‘Censorship’ by Karl Marx
In May 1842 a new German newspaper, Rheinische Zeitung, attracted attention when it published an anonymous article entitled ‘Prussian Censorship’. It was the first in a series of six articles penned by Karl Marx, then a relatively unknown writer.
Marx’s articles challenged the Prussian Government’s strict censorship laws and provided coverage of censorship debates in the Sixth Rhine Province Assembly.
‘Censorship’, the fifth article in the series, is easily the most accessible and entertaining for today’s readers. Marx’s scathing coverage of the Province Assembly debates provides a fascinating insight into early thoughts on freedom of the press.
He condemns the censorship laws and calls for journalism to be free of government interference. ‘Censorship does not accuse me of violating an existing law. It condemns my opinion because it is not the opinion of the censor and his superiors,’ wrote Marx.
Of particular interest are Marx’s references to censorship in other countries: North America is home to freedom of the press ‘in its purest, most natural form’ while France is ‘subject to a material censorship, in the shape of high money sureties’.
Marx closes by comparing those scared by freedom of the press to a man terrified to discover the earth spins on an axis. The analogy is typical of his witty retorts scattered throughout the document.

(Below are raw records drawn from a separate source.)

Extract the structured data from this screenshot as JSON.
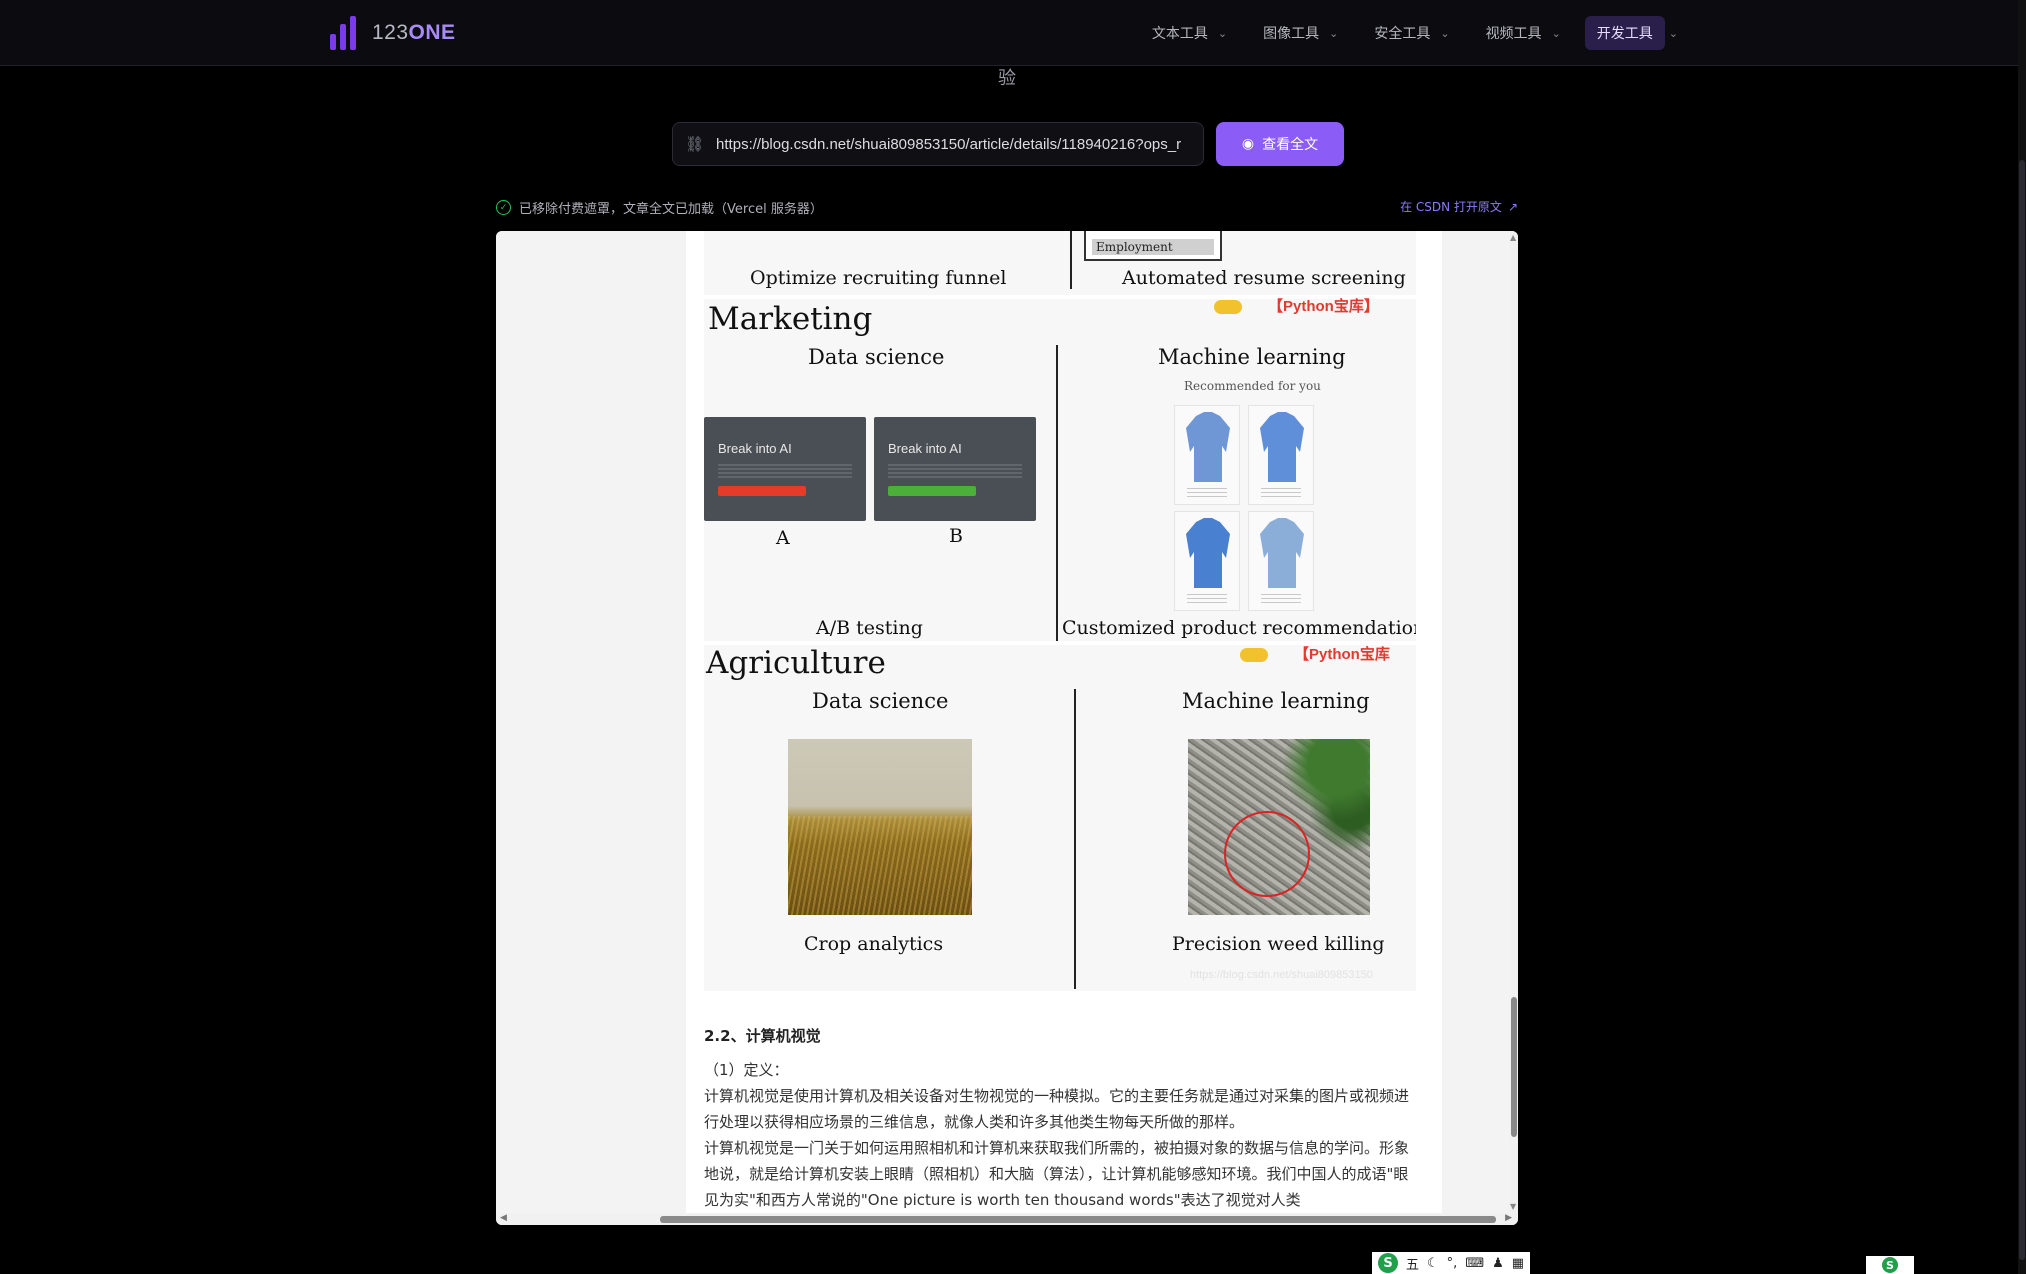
{
  "header": {
    "logo_prefix": "123",
    "logo_suffix": "ONE",
    "nav": [
      {
        "label": "文本工具",
        "active": false
      },
      {
        "label": "图像工具",
        "active": false
      },
      {
        "label": "安全工具",
        "active": false
      },
      {
        "label": "视频工具",
        "active": false
      },
      {
        "label": "开发工具",
        "active": true
      }
    ]
  },
  "stray_char": "验",
  "url_input": {
    "value": "https://blog.csdn.net/shuai809853150/article/details/118940216?ops_r",
    "icon": "link-icon"
  },
  "view_button": {
    "label": "查看全文",
    "icon": "eye-icon"
  },
  "status": {
    "text": "已移除付费遮罩，文章全文已加载（Vercel 服务器）",
    "icon": "check-circle-icon",
    "color": "#22c55e"
  },
  "open_original": {
    "label": "在 CSDN 打开原文",
    "icon": "external-link-icon"
  },
  "article": {
    "top_fig": {
      "left_caption": "Optimize recruiting funnel",
      "right_caption": "Automated resume screening",
      "box_label": "Employment"
    },
    "marketing": {
      "title": "Marketing",
      "left_sub": "Data science",
      "right_sub": "Machine learning",
      "recommended": "Recommended for you",
      "card_a_title": "Break into AI",
      "card_b_title": "Break into AI",
      "label_a": "A",
      "label_b": "B",
      "left_caption": "A/B testing",
      "right_caption": "Customized product recommendation",
      "watermark": "【Python宝库】"
    },
    "agriculture": {
      "title": "Agriculture",
      "left_sub": "Data science",
      "right_sub": "Machine learning",
      "left_caption": "Crop analytics",
      "right_caption": "Precision weed killing",
      "watermark": "【Python宝库",
      "faint_url": "https://blog.csdn.net/shuai809853150"
    },
    "section_heading": "2.2、计算机视觉",
    "paragraphs": [
      "（1）定义：",
      "计算机视觉是使用计算机及相关设备对生物视觉的一种模拟。它的主要任务就是通过对采集的图片或视频进行处理以获得相应场景的三维信息，就像人类和许多其他类生物每天所做的那样。",
      "计算机视觉是一门关于如何运用照相机和计算机来获取我们所需的，被拍摄对象的数据与信息的学问。形象地说，就是给计算机安装上眼睛（照相机）和大脑（算法），让计算机能够感知环境。我们中国人的成语\"眼见为实\"和西方人常说的\"One picture is worth ten thousand words\"表达了视觉对人类"
    ]
  },
  "ime": {
    "logo": "S",
    "mode": "五",
    "icons": [
      "moon-icon",
      "punctuation-icon",
      "keyboard-icon",
      "user-icon",
      "grid-icon"
    ]
  },
  "colors": {
    "accent": "#8b5cf6",
    "accent_dark": "#7c3aed",
    "success": "#22c55e",
    "watermark": "#e23a2e"
  }
}
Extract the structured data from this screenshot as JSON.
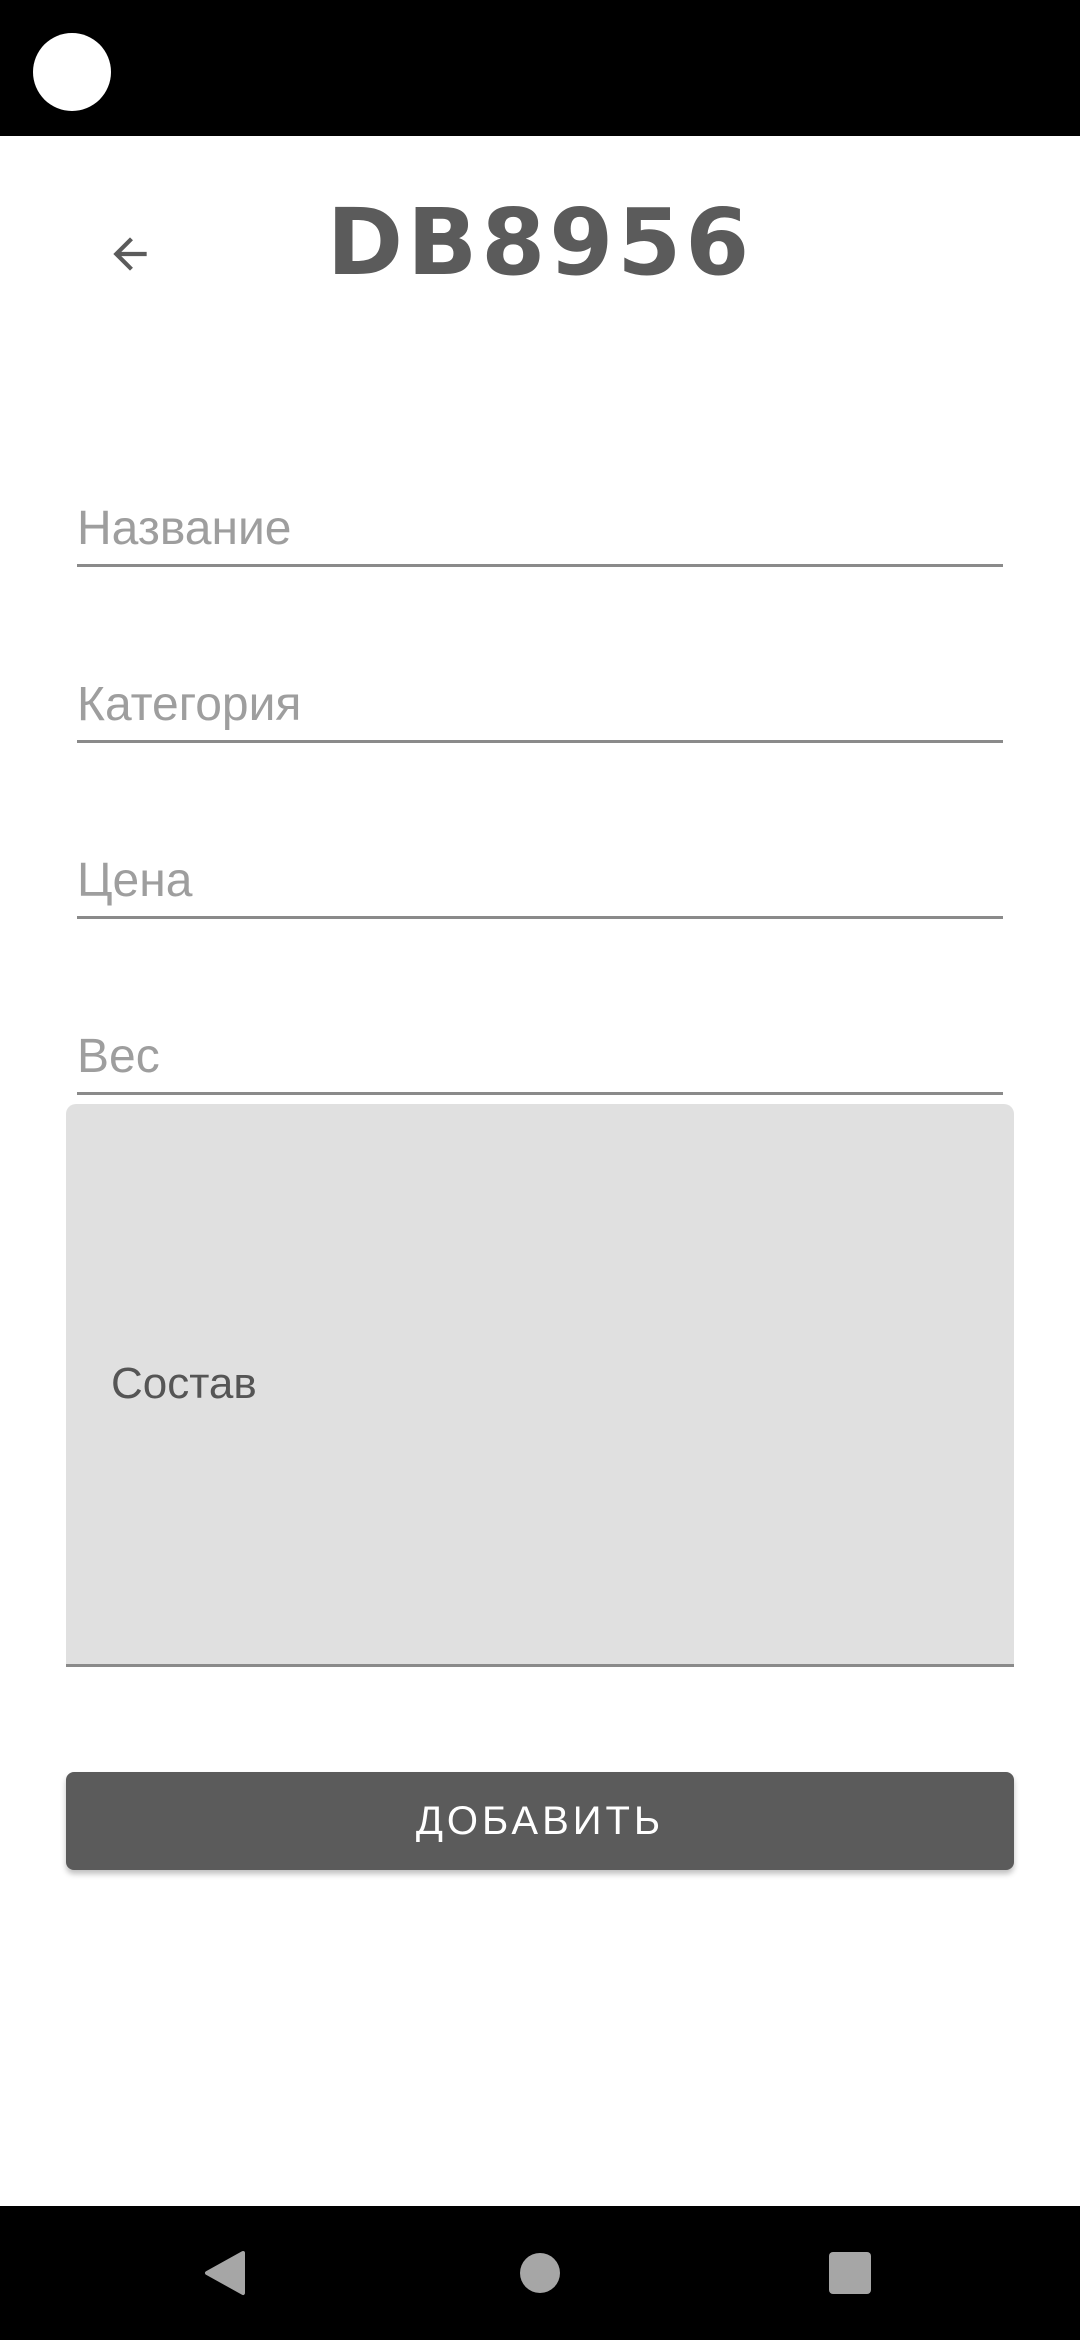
{
  "header": {
    "title": "DB8956"
  },
  "form": {
    "name_placeholder": "Название",
    "category_placeholder": "Категория",
    "price_placeholder": "Цена",
    "weight_placeholder": "Вес",
    "composition_label": "Состав",
    "submit_label": "ДОБАВИТЬ"
  },
  "icons": {
    "back": "arrow-left-icon",
    "nav_back": "triangle-back-icon",
    "nav_home": "circle-home-icon",
    "nav_recents": "square-recents-icon"
  },
  "colors": {
    "primary": "#5b5b5b",
    "field_underline": "#8a8a8a",
    "placeholder": "#9e9e9e",
    "composition_bg": "#e0e0e0",
    "system_bar": "#000000",
    "nav_icon": "#a6a6a6"
  }
}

As some of Marx’s earliest work, the articles provide not only an intriguing study into the history of press freedom debates but also an entertaining insight into the personality of one of the most influential philosophers of the last 200 years.